There are also factors working in the opposite direction, however. Clinton is not known to be a retiring character. She has the clout that comes with an independent power base and has long relationships with both Mitchell and Holbrooke. Obama has been notably respectful of Clinton's prerogatives since his election, and it would make no sense for him to allow his envoys to go around her. Furthermore, even if the presence of the envoys were to restrict Clinton's role on a handful of high-profile issues, that would still leave her to cover, well, the rest of the world -- including rising competitors, old alliances requiring tune-ups, and global shifts of power. That's more than enough for a legacy.
For the president, one key to using envoys effectively while preserving the dignity of both the department and the secretary of state is discipline. Special envoys should be used sparingly, on big issues, when the usual machinery is not up to the task and the right candidate is available. Obama should resist the temptation to appoint envoys as a way of elevating second-order issues to public prominence or appeasing domestic constituencies. President Clinton devalued the currency of special envoys by appointing too many of them. By the time he left the White House, there were more than 50 flapping around, including, for example, Jesse Jackson, the special envoy for the promotion of democracy in Africa -- hardly a notable Clinton foreign policy priority.
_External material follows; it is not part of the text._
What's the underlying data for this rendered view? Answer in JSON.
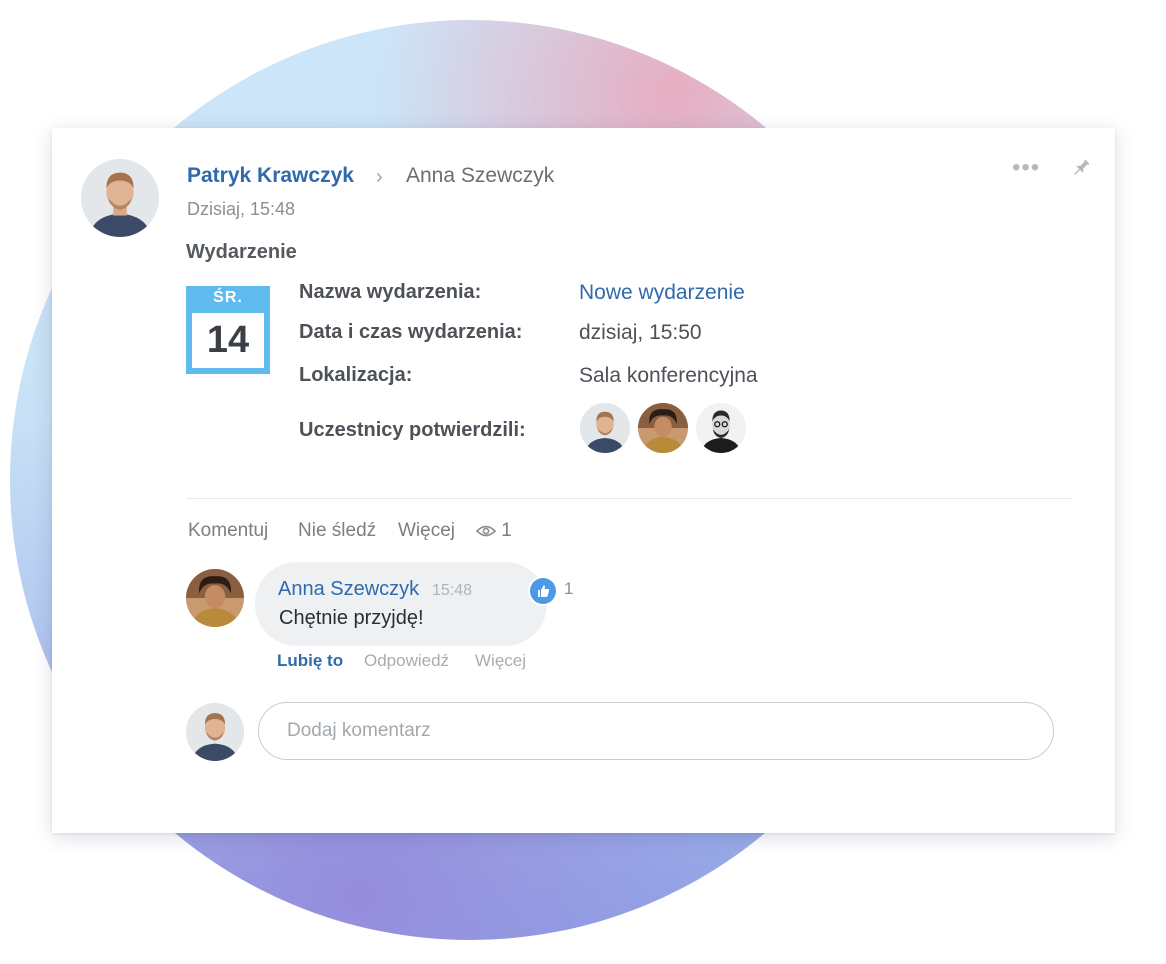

Interest groups will now start pressing Obama to appoint envoys for all their pet issues. But if Obama is as canny and deliberate as he appears to be, he will not waste special envoys on ordinary problems.
Perhaps we should not fret too much about these kinds of institutional arrangements. As one of Obama's appointees once told me: "An envoy is not an answer; it's an instrument. The important question is: What's the policy?" On Afghanistan and Pakistan, the Middle East peace process, Iran, climate change, and many other issues, that question remains. But when Obama answers it, he will find that special envoys can be very powerful instruments of his policy.
The Politics Of Naming and Shaming